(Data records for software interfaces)
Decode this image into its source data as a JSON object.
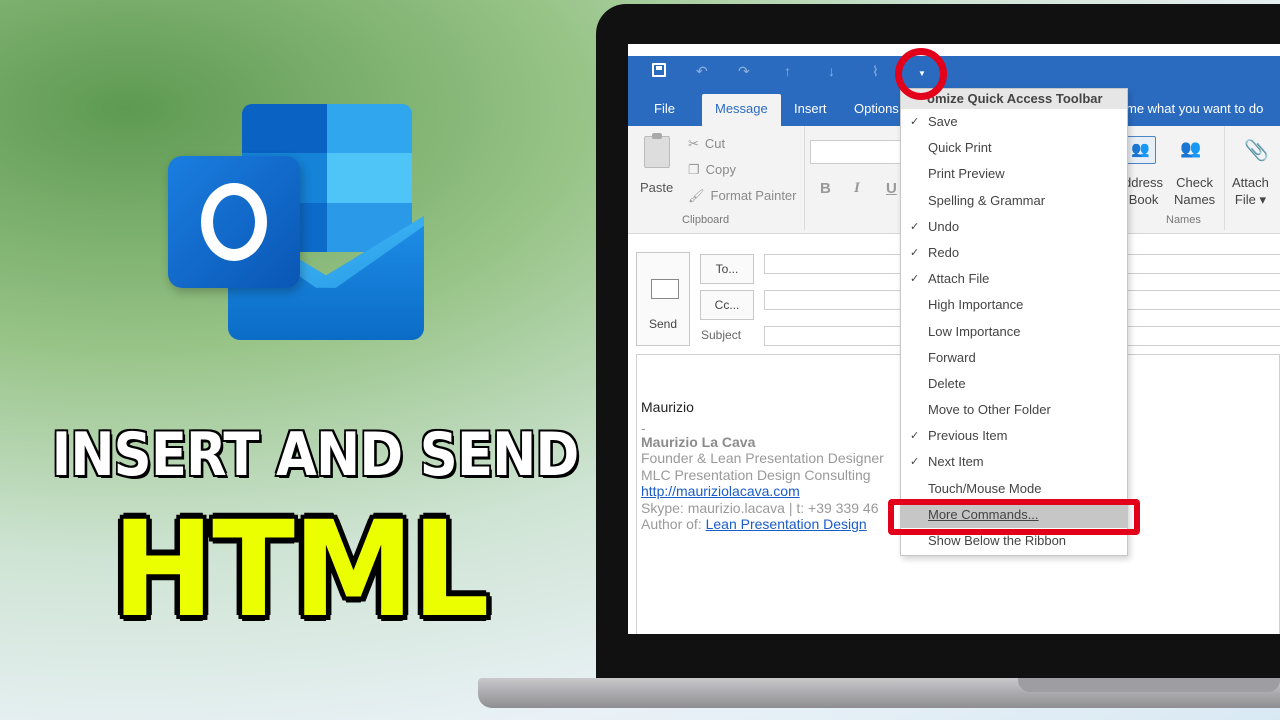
{
  "headline": {
    "line1": "INSERT AND SEND",
    "line2": "HTML"
  },
  "logo": {
    "letter": "O"
  },
  "ribbon_tabs": {
    "file": "File",
    "message": "Message",
    "insert": "Insert",
    "options": "Options",
    "tell_me": "me what you want to do"
  },
  "clipboard": {
    "paste": "Paste",
    "cut": "Cut",
    "copy": "Copy",
    "format_painter": "Format Painter",
    "group_label": "Clipboard"
  },
  "format": {
    "bold": "B",
    "italic": "I",
    "underline": "U"
  },
  "names_group": {
    "address_book": "Address Book",
    "address_book_line1": "ddress",
    "address_book_line2": "Book",
    "check_names_line1": "Check",
    "check_names_line2": "Names",
    "attach_line1": "Attach",
    "attach_line2": "File",
    "group_label": "Names"
  },
  "compose": {
    "send": "Send",
    "to": "To...",
    "cc": "Cc...",
    "subject": "Subject"
  },
  "body": {
    "greeting_name": "Maurizio",
    "dash": "-",
    "sig_name": "Maurizio La Cava",
    "sig_title": "Founder & Lean Presentation Designer",
    "sig_company": "MLC Presentation Design Consulting",
    "sig_url": "http://mauriziolacava.com",
    "sig_skype": "Skype: maurizio.lacava | t: +39 339 46",
    "sig_author_prefix": "Author of: ",
    "sig_author_link": "Lean Presentation Design"
  },
  "menu": {
    "title": "omize Quick Access Toolbar",
    "items": [
      {
        "label": "Save",
        "checked": true
      },
      {
        "label": "Quick Print",
        "checked": false
      },
      {
        "label": "Print Preview",
        "checked": false
      },
      {
        "label": "Spelling & Grammar",
        "checked": false
      },
      {
        "label": "Undo",
        "checked": true
      },
      {
        "label": "Redo",
        "checked": true
      },
      {
        "label": "Attach File",
        "checked": true
      },
      {
        "label": "High Importance",
        "checked": false
      },
      {
        "label": "Low Importance",
        "checked": false
      },
      {
        "label": "Forward",
        "checked": false
      },
      {
        "label": "Delete",
        "checked": false
      },
      {
        "label": "Move to Other Folder",
        "checked": false
      },
      {
        "label": "Previous Item",
        "checked": true
      },
      {
        "label": "Next Item",
        "checked": true
      },
      {
        "label": "Touch/Mouse Mode",
        "checked": false
      },
      {
        "label": "More Commands...",
        "checked": false,
        "highlighted": true
      },
      {
        "label": "Show Below the Ribbon",
        "checked": false
      }
    ],
    "check_glyph": "✓"
  },
  "colors": {
    "outlook_blue": "#2b6bbf",
    "highlight_red": "#e3001b",
    "headline_yellow": "#ecff00"
  }
}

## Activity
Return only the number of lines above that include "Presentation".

## Response below
3